= Beginning of Section =

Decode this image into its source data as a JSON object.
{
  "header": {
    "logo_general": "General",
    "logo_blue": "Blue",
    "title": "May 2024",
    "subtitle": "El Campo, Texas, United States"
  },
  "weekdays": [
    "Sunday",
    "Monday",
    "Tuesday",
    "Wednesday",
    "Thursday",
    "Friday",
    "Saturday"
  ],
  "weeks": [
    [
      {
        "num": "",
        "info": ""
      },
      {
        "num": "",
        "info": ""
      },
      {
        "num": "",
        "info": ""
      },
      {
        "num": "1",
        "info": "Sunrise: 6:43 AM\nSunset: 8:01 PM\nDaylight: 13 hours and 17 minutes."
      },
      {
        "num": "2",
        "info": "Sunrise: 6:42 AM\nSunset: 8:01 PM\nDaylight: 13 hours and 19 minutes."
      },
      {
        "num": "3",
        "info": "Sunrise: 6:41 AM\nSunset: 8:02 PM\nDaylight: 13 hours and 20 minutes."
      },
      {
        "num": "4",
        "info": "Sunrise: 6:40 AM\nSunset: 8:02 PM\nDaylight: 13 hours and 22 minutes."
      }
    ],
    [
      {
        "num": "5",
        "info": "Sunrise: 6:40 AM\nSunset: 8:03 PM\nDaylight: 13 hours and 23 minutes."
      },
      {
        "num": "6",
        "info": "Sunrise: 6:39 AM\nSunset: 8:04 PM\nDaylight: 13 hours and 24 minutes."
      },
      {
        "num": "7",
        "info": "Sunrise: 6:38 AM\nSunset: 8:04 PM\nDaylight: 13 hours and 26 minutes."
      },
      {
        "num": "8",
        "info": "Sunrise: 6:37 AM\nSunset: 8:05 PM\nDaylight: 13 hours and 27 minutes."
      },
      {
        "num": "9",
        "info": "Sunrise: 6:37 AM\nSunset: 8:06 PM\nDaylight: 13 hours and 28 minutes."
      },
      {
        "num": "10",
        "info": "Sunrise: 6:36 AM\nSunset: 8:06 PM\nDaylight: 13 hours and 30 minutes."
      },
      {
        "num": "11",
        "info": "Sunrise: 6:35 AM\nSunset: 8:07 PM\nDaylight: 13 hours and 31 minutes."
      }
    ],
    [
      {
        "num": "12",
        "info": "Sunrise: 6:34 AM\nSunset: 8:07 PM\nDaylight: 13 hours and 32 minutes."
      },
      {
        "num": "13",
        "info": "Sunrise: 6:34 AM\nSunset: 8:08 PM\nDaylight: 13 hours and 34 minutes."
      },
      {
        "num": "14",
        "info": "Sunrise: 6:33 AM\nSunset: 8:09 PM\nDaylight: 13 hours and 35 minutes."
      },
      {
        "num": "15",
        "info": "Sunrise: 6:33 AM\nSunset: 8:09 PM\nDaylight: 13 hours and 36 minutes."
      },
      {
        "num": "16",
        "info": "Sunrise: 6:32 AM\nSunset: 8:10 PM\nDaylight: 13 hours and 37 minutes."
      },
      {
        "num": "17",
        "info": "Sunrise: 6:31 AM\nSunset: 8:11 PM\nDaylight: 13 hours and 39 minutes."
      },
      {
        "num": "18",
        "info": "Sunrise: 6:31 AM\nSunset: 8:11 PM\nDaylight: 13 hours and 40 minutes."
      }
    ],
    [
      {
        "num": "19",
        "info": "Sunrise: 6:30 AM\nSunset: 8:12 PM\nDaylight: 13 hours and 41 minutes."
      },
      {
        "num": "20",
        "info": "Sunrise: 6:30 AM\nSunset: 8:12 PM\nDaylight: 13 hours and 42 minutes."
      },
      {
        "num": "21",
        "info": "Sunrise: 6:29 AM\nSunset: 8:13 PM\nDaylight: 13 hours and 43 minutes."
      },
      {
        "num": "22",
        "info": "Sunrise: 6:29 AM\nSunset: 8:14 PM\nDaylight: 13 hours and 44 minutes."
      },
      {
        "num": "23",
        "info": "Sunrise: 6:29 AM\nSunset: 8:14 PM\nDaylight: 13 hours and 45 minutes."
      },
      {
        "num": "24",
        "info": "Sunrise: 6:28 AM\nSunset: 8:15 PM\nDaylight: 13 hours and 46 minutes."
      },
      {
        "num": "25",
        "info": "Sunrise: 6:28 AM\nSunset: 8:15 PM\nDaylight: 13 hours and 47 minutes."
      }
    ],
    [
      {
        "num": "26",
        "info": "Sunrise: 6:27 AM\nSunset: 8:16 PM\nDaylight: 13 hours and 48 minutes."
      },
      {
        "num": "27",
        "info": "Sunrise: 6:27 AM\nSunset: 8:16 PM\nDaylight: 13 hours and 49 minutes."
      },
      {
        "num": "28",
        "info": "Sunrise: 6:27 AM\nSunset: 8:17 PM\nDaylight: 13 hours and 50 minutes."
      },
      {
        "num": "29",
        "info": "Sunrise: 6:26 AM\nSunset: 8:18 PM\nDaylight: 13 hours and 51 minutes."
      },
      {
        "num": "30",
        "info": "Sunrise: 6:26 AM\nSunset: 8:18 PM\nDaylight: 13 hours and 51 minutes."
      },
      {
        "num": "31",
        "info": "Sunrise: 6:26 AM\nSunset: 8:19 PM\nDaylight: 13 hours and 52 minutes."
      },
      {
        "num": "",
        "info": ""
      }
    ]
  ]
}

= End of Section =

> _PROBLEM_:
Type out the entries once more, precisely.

> _WRITTEN ANSWER_:
Decode this image into its source data as a JSON object.
{
  "header": {
    "logo_general": "General",
    "logo_blue": "Blue",
    "title": "May 2024",
    "subtitle": "El Campo, Texas, United States"
  },
  "weekdays": [
    "Sunday",
    "Monday",
    "Tuesday",
    "Wednesday",
    "Thursday",
    "Friday",
    "Saturday"
  ],
  "weeks": [
    [
      {
        "num": "",
        "info": ""
      },
      {
        "num": "",
        "info": ""
      },
      {
        "num": "",
        "info": ""
      },
      {
        "num": "1",
        "info": "Sunrise: 6:43 AM\nSunset: 8:01 PM\nDaylight: 13 hours and 17 minutes."
      },
      {
        "num": "2",
        "info": "Sunrise: 6:42 AM\nSunset: 8:01 PM\nDaylight: 13 hours and 19 minutes."
      },
      {
        "num": "3",
        "info": "Sunrise: 6:41 AM\nSunset: 8:02 PM\nDaylight: 13 hours and 20 minutes."
      },
      {
        "num": "4",
        "info": "Sunrise: 6:40 AM\nSunset: 8:02 PM\nDaylight: 13 hours and 22 minutes."
      }
    ],
    [
      {
        "num": "5",
        "info": "Sunrise: 6:40 AM\nSunset: 8:03 PM\nDaylight: 13 hours and 23 minutes."
      },
      {
        "num": "6",
        "info": "Sunrise: 6:39 AM\nSunset: 8:04 PM\nDaylight: 13 hours and 24 minutes."
      },
      {
        "num": "7",
        "info": "Sunrise: 6:38 AM\nSunset: 8:04 PM\nDaylight: 13 hours and 26 minutes."
      },
      {
        "num": "8",
        "info": "Sunrise: 6:37 AM\nSunset: 8:05 PM\nDaylight: 13 hours and 27 minutes."
      },
      {
        "num": "9",
        "info": "Sunrise: 6:37 AM\nSunset: 8:06 PM\nDaylight: 13 hours and 28 minutes."
      },
      {
        "num": "10",
        "info": "Sunrise: 6:36 AM\nSunset: 8:06 PM\nDaylight: 13 hours and 30 minutes."
      },
      {
        "num": "11",
        "info": "Sunrise: 6:35 AM\nSunset: 8:07 PM\nDaylight: 13 hours and 31 minutes."
      }
    ],
    [
      {
        "num": "12",
        "info": "Sunrise: 6:34 AM\nSunset: 8:07 PM\nDaylight: 13 hours and 32 minutes."
      },
      {
        "num": "13",
        "info": "Sunrise: 6:34 AM\nSunset: 8:08 PM\nDaylight: 13 hours and 34 minutes."
      },
      {
        "num": "14",
        "info": "Sunrise: 6:33 AM\nSunset: 8:09 PM\nDaylight: 13 hours and 35 minutes."
      },
      {
        "num": "15",
        "info": "Sunrise: 6:33 AM\nSunset: 8:09 PM\nDaylight: 13 hours and 36 minutes."
      },
      {
        "num": "16",
        "info": "Sunrise: 6:32 AM\nSunset: 8:10 PM\nDaylight: 13 hours and 37 minutes."
      },
      {
        "num": "17",
        "info": "Sunrise: 6:31 AM\nSunset: 8:11 PM\nDaylight: 13 hours and 39 minutes."
      },
      {
        "num": "18",
        "info": "Sunrise: 6:31 AM\nSunset: 8:11 PM\nDaylight: 13 hours and 40 minutes."
      }
    ],
    [
      {
        "num": "19",
        "info": "Sunrise: 6:30 AM\nSunset: 8:12 PM\nDaylight: 13 hours and 41 minutes."
      },
      {
        "num": "20",
        "info": "Sunrise: 6:30 AM\nSunset: 8:12 PM\nDaylight: 13 hours and 42 minutes."
      },
      {
        "num": "21",
        "info": "Sunrise: 6:29 AM\nSunset: 8:13 PM\nDaylight: 13 hours and 43 minutes."
      },
      {
        "num": "22",
        "info": "Sunrise: 6:29 AM\nSunset: 8:14 PM\nDaylight: 13 hours and 44 minutes."
      },
      {
        "num": "23",
        "info": "Sunrise: 6:29 AM\nSunset: 8:14 PM\nDaylight: 13 hours and 45 minutes."
      },
      {
        "num": "24",
        "info": "Sunrise: 6:28 AM\nSunset: 8:15 PM\nDaylight: 13 hours and 46 minutes."
      },
      {
        "num": "25",
        "info": "Sunrise: 6:28 AM\nSunset: 8:15 PM\nDaylight: 13 hours and 47 minutes."
      }
    ],
    [
      {
        "num": "26",
        "info": "Sunrise: 6:27 AM\nSunset: 8:16 PM\nDaylight: 13 hours and 48 minutes."
      },
      {
        "num": "27",
        "info": "Sunrise: 6:27 AM\nSunset: 8:16 PM\nDaylight: 13 hours and 49 minutes."
      },
      {
        "num": "28",
        "info": "Sunrise: 6:27 AM\nSunset: 8:17 PM\nDaylight: 13 hours and 50 minutes."
      },
      {
        "num": "29",
        "info": "Sunrise: 6:26 AM\nSunset: 8:18 PM\nDaylight: 13 hours and 51 minutes."
      },
      {
        "num": "30",
        "info": "Sunrise: 6:26 AM\nSunset: 8:18 PM\nDaylight: 13 hours and 51 minutes."
      },
      {
        "num": "31",
        "info": "Sunrise: 6:26 AM\nSunset: 8:19 PM\nDaylight: 13 hours and 52 minutes."
      },
      {
        "num": "",
        "info": ""
      }
    ]
  ]
}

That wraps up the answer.